A multitude of different social, economic and cultural factors determine a person’s health. This means that people living in the same community, or people of the same age but different parts of the world, can have vastly different chances of being healthy.
Instinctively you might think that access to health services is the biggest factor in determining health. But many other things significantly affect our likelihood of good health. Poverty and poor health worldwide are inextricably linked. Poor nutrition, overcrowding, lack of clean water, or other harsh realities put people’s health at risk. At the same time poor health increases poverty by making it difficult to earn money or forcing families into poverty to pay for care. Across the world 100 million people are pushed into poverty to pay for health care each year.

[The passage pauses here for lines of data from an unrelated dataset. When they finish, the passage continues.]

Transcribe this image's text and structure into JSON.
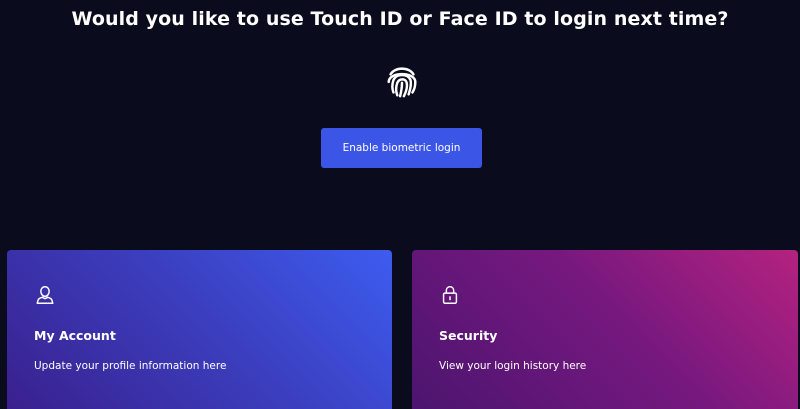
{
  "prompt": {
    "title": "Would you like to use Touch ID or Face ID to login next time?",
    "icon": "fingerprint-icon",
    "button_label": "Enable biometric login"
  },
  "colors": {
    "background": "#0b0b1e",
    "button": "#3b55e6",
    "account_card_start": "#3a1f8c",
    "account_card_end": "#3d5cf0",
    "security_card_start": "#4a156e",
    "security_card_end": "#b4227f"
  },
  "cards": [
    {
      "icon": "user-icon",
      "title": "My Account",
      "description": "Update your profile information here"
    },
    {
      "icon": "lock-icon",
      "title": "Security",
      "description": "View your login history here"
    }
  ]
}
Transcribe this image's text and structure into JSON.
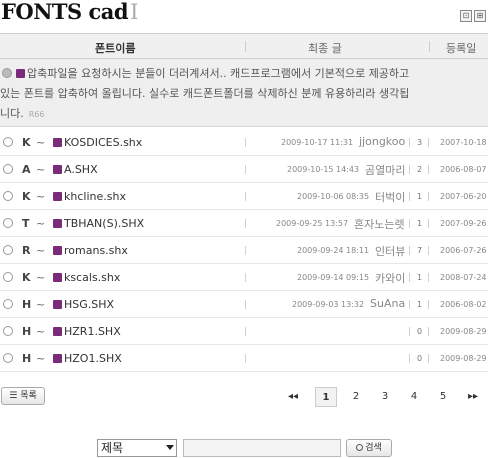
{
  "board": {
    "title": "FONTS cad",
    "title_mark": "I",
    "icons": [
      "rss-icon",
      "admin-icon"
    ]
  },
  "header": {
    "col_name": "폰트이름",
    "col_last": "최종 글",
    "col_reg": "등록일"
  },
  "notice": {
    "line1": "압축파일을 요청하시는 분들이 더러계셔서.. 캐드프로그램에서 기본적으로 제공하고",
    "line2": "있는 폰트를 압축하여 올립니다. 실수로 캐드폰트폴더를 삭제하신 분께 유용하리라 생각됩",
    "line3": "니다.",
    "counter": "R66"
  },
  "rows": [
    {
      "letter": "K",
      "tilde": "~",
      "name": "KOSDICES.shx",
      "date": "2009-10-17 11:31",
      "author": "jjongkoo",
      "count": "3",
      "reg": "2007-10-18"
    },
    {
      "letter": "A",
      "tilde": "~",
      "name": "A.SHX",
      "date": "2009-10-15 14:43",
      "author": "곰열마리",
      "count": "2",
      "reg": "2006-08-07"
    },
    {
      "letter": "K",
      "tilde": "~",
      "name": "khcline.shx",
      "date": "2009-10-06 08:35",
      "author": "터벅이",
      "count": "1",
      "reg": "2007-06-20"
    },
    {
      "letter": "T",
      "tilde": "~",
      "name": "TBHAN(S).SHX",
      "date": "2009-09-25 13:57",
      "author": "혼자노는렛",
      "count": "1",
      "reg": "2007-09-26"
    },
    {
      "letter": "R",
      "tilde": "~",
      "name": "romans.shx",
      "date": "2009-09-24 18:11",
      "author": "인터뷰",
      "count": "7",
      "reg": "2006-07-26"
    },
    {
      "letter": "K",
      "tilde": "~",
      "name": "kscals.shx",
      "date": "2009-09-14 09:15",
      "author": "카와이",
      "count": "1",
      "reg": "2008-07-24"
    },
    {
      "letter": "H",
      "tilde": "~",
      "name": "HSG.SHX",
      "date": "2009-09-03 13:32",
      "author": "SuAna",
      "count": "1",
      "reg": "2006-08-02"
    },
    {
      "letter": "H",
      "tilde": "~",
      "name": "HZR1.SHX",
      "date": "",
      "author": "",
      "count": "0",
      "reg": "2009-08-29"
    },
    {
      "letter": "H",
      "tilde": "~",
      "name": "HZO1.SHX",
      "date": "",
      "author": "",
      "count": "0",
      "reg": "2009-08-29"
    }
  ],
  "footer": {
    "list_label": "목록",
    "pager": {
      "first": "◂◂",
      "pages": [
        "1",
        "2",
        "3",
        "4",
        "5"
      ],
      "current": "1",
      "last": "▸▸"
    }
  },
  "search": {
    "select_value": "제목",
    "input_value": "",
    "button_label": "검색"
  }
}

Inequality has a huge impact on health. People in more equal societies live longer, rate their health as better and are less likely to watch their children die in infancy. As the People’s Charter for Health – the founding document of the People’s Health Movement states:

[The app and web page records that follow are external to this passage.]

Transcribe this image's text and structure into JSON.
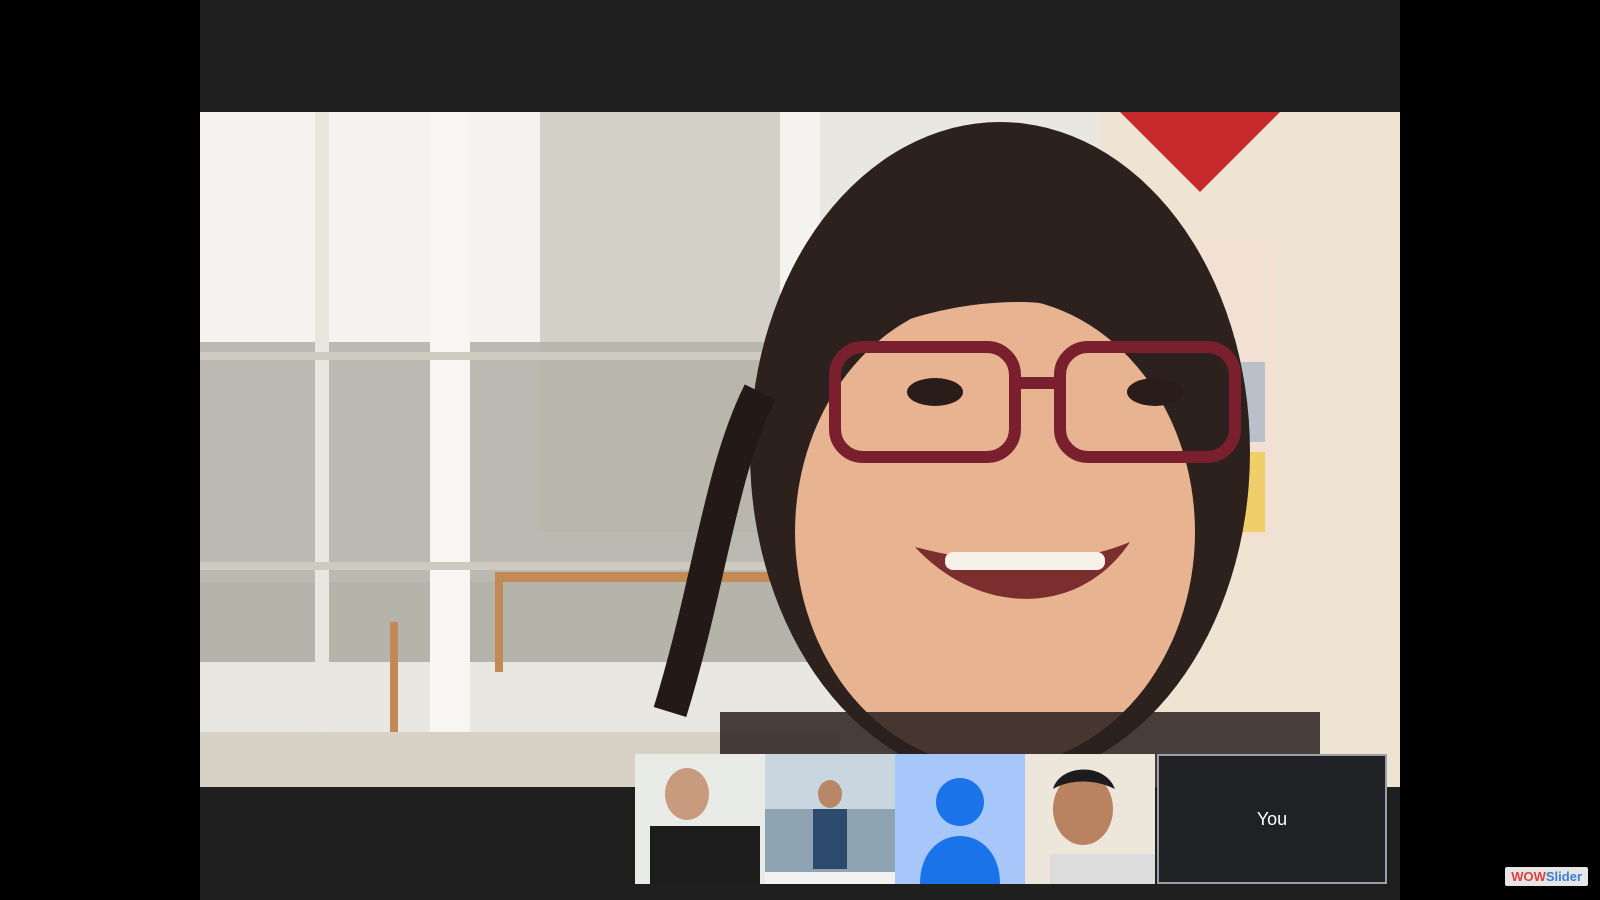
{
  "meeting": {
    "self_tile_label": "You"
  },
  "participants": [
    {
      "kind": "video",
      "icon": "participant-video"
    },
    {
      "kind": "video",
      "icon": "participant-video"
    },
    {
      "kind": "avatar-placeholder",
      "icon": "person-icon"
    },
    {
      "kind": "video",
      "icon": "participant-video"
    }
  ],
  "watermark": {
    "part1": "WOW",
    "part2": "Slider"
  },
  "colors": {
    "background": "#000000",
    "window": "#1f1f1f",
    "placeholder_bg": "#a7c7fa",
    "avatar_fg": "#1a73e8",
    "self_border": "#9aa0a6"
  }
}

Inequality, poverty, exploitation, violence and injustice are at the root of ill‐health and the deaths of poor and marginalised people.
This is reinforced by the WHO’s Commission on Social Determinants of Health which presented its report ‘Closing the Gap in a Generation. Health equity through action on the social determinants of health’. It focused on the social aspects known to be among the worst causes of poor health and inequalities between and within countries. The causes identified include unemployment, unsafe workplaces, urban slums, globalisation and lack of access to healthcare.
Policies that prioritise equity, health and social well‐being are vital in improving people’s health.